→ Data for processing
────────────────────────────────────────

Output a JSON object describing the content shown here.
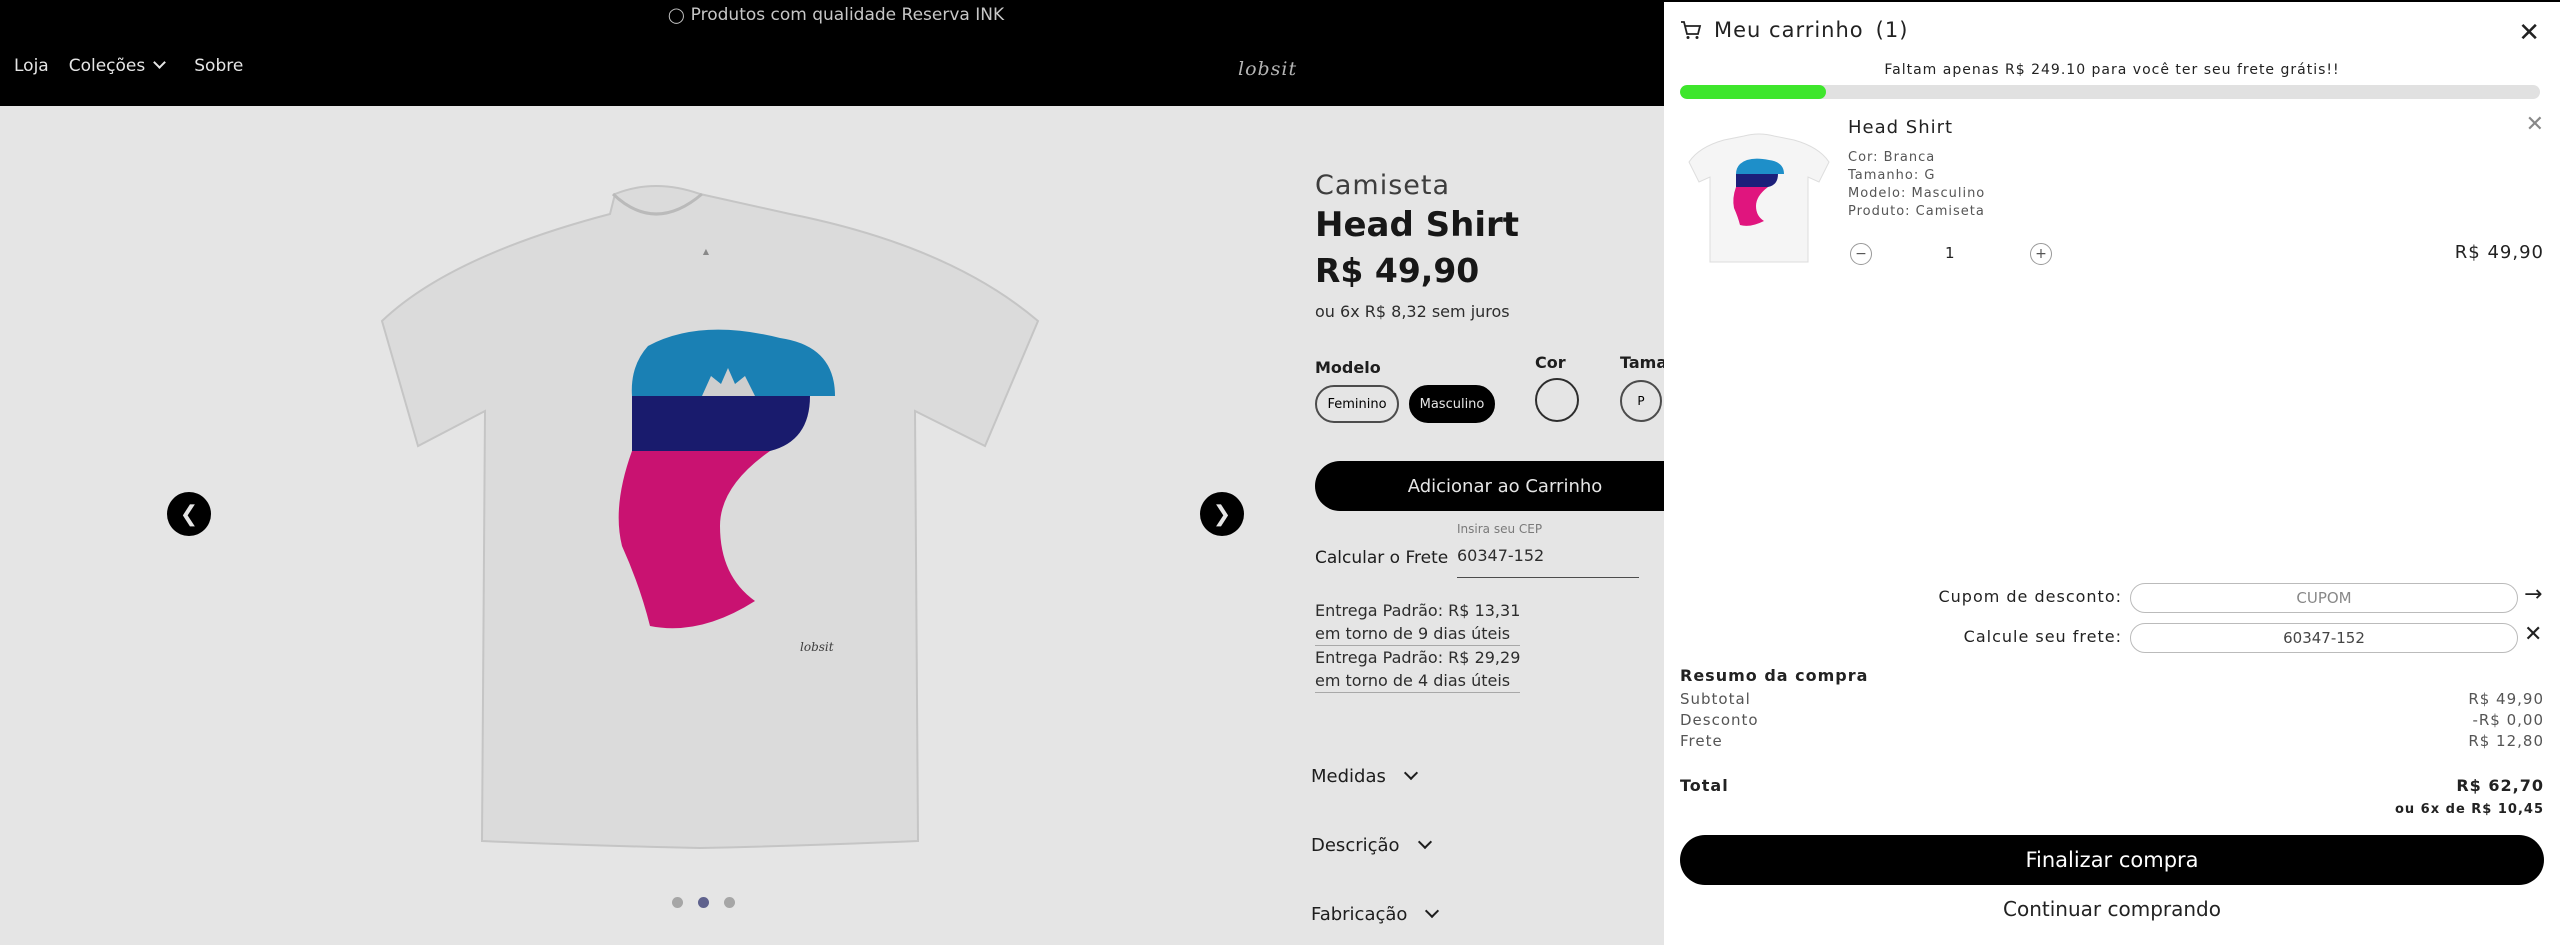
{
  "announcement": "Produtos com qualidade Reserva INK",
  "nav": {
    "items": [
      "Loja",
      "Coleções",
      "Sobre"
    ],
    "logo": "lobsit"
  },
  "product": {
    "category": "Camiseta",
    "name": "Head Shirt",
    "price": "R$ 49,90",
    "installments": "ou 6x R$ 8,32 sem juros",
    "modelo_label": "Modelo",
    "modelo_options": [
      "Feminino",
      "Masculino"
    ],
    "modelo_selected": "Masculino",
    "cor_label": "Cor",
    "tamanho_label": "Tama",
    "tamanho_first": "P",
    "add_to_cart": "Adicionar ao Carrinho",
    "frete_label": "Calcular o Frete",
    "cep_hint": "Insira seu CEP",
    "cep_value": "60347-152",
    "shipping": [
      {
        "line1": "Entrega Padrão: R$ 13,31",
        "line2": "em torno de 9 dias úteis"
      },
      {
        "line1": "Entrega Padrão: R$ 29,29",
        "line2": "em torno de 4 dias úteis"
      }
    ],
    "accordions": [
      "Medidas",
      "Descrição",
      "Fabricação"
    ],
    "carousel": {
      "slides": 3,
      "active": 1
    },
    "print_signature": "lobsit"
  },
  "cart": {
    "title": "Meu carrinho",
    "count": "(1)",
    "promo": "Faltam apenas R$ 249.10 para você ter seu frete grátis!!",
    "free_shipping_progress": 0.17,
    "item": {
      "name": "Head Shirt",
      "attrs": [
        "Cor: Branca",
        "Tamanho: G",
        "Modelo: Masculino",
        "Produto: Camiseta"
      ],
      "qty": "1",
      "price": "R$ 49,90"
    },
    "coupon_label": "Cupom de desconto:",
    "coupon_placeholder": "CUPOM",
    "freight_label": "Calcule seu frete:",
    "freight_value": "60347-152",
    "summary": {
      "title": "Resumo da compra",
      "rows": [
        {
          "label": "Subtotal",
          "value": "R$ 49,90"
        },
        {
          "label": "Desconto",
          "value": "-R$ 0,00"
        },
        {
          "label": "Frete",
          "value": "R$ 12,80"
        }
      ],
      "total_label": "Total",
      "total_value": "R$ 62,70",
      "installments": "ou 6x de R$ 10,45"
    },
    "checkout": "Finalizar compra",
    "continue": "Continuar comprando"
  },
  "colors": {
    "progress": "#3ee62c",
    "headTop": "#1e8fc9",
    "headBand": "#1c1f7a",
    "headFace": "#e0157e"
  }
}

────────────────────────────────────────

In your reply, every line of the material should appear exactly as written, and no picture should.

Output a JSON object describing the content shown here.
{
  "announcement": "Produtos com qualidade Reserva INK",
  "nav": {
    "items": [
      "Loja",
      "Coleções",
      "Sobre"
    ],
    "logo": "lobsit"
  },
  "product": {
    "category": "Camiseta",
    "name": "Head Shirt",
    "price": "R$ 49,90",
    "installments": "ou 6x R$ 8,32 sem juros",
    "modelo_label": "Modelo",
    "modelo_options": [
      "Feminino",
      "Masculino"
    ],
    "modelo_selected": "Masculino",
    "cor_label": "Cor",
    "tamanho_label": "Tama",
    "tamanho_first": "P",
    "add_to_cart": "Adicionar ao Carrinho",
    "frete_label": "Calcular o Frete",
    "cep_hint": "Insira seu CEP",
    "cep_value": "60347-152",
    "shipping": [
      {
        "line1": "Entrega Padrão: R$ 13,31",
        "line2": "em torno de 9 dias úteis"
      },
      {
        "line1": "Entrega Padrão: R$ 29,29",
        "line2": "em torno de 4 dias úteis"
      }
    ],
    "accordions": [
      "Medidas",
      "Descrição",
      "Fabricação"
    ],
    "carousel": {
      "slides": 3,
      "active": 1
    },
    "print_signature": "lobsit"
  },
  "cart": {
    "title": "Meu carrinho",
    "count": "(1)",
    "promo": "Faltam apenas R$ 249.10 para você ter seu frete grátis!!",
    "free_shipping_progress": 0.17,
    "item": {
      "name": "Head Shirt",
      "attrs": [
        "Cor: Branca",
        "Tamanho: G",
        "Modelo: Masculino",
        "Produto: Camiseta"
      ],
      "qty": "1",
      "price": "R$ 49,90"
    },
    "coupon_label": "Cupom de desconto:",
    "coupon_placeholder": "CUPOM",
    "freight_label": "Calcule seu frete:",
    "freight_value": "60347-152",
    "summary": {
      "title": "Resumo da compra",
      "rows": [
        {
          "label": "Subtotal",
          "value": "R$ 49,90"
        },
        {
          "label": "Desconto",
          "value": "-R$ 0,00"
        },
        {
          "label": "Frete",
          "value": "R$ 12,80"
        }
      ],
      "total_label": "Total",
      "total_value": "R$ 62,70",
      "installments": "ou 6x de R$ 10,45"
    },
    "checkout": "Finalizar compra",
    "continue": "Continuar comprando"
  },
  "colors": {
    "progress": "#3ee62c",
    "headTop": "#1e8fc9",
    "headBand": "#1c1f7a",
    "headFace": "#e0157e"
  }
}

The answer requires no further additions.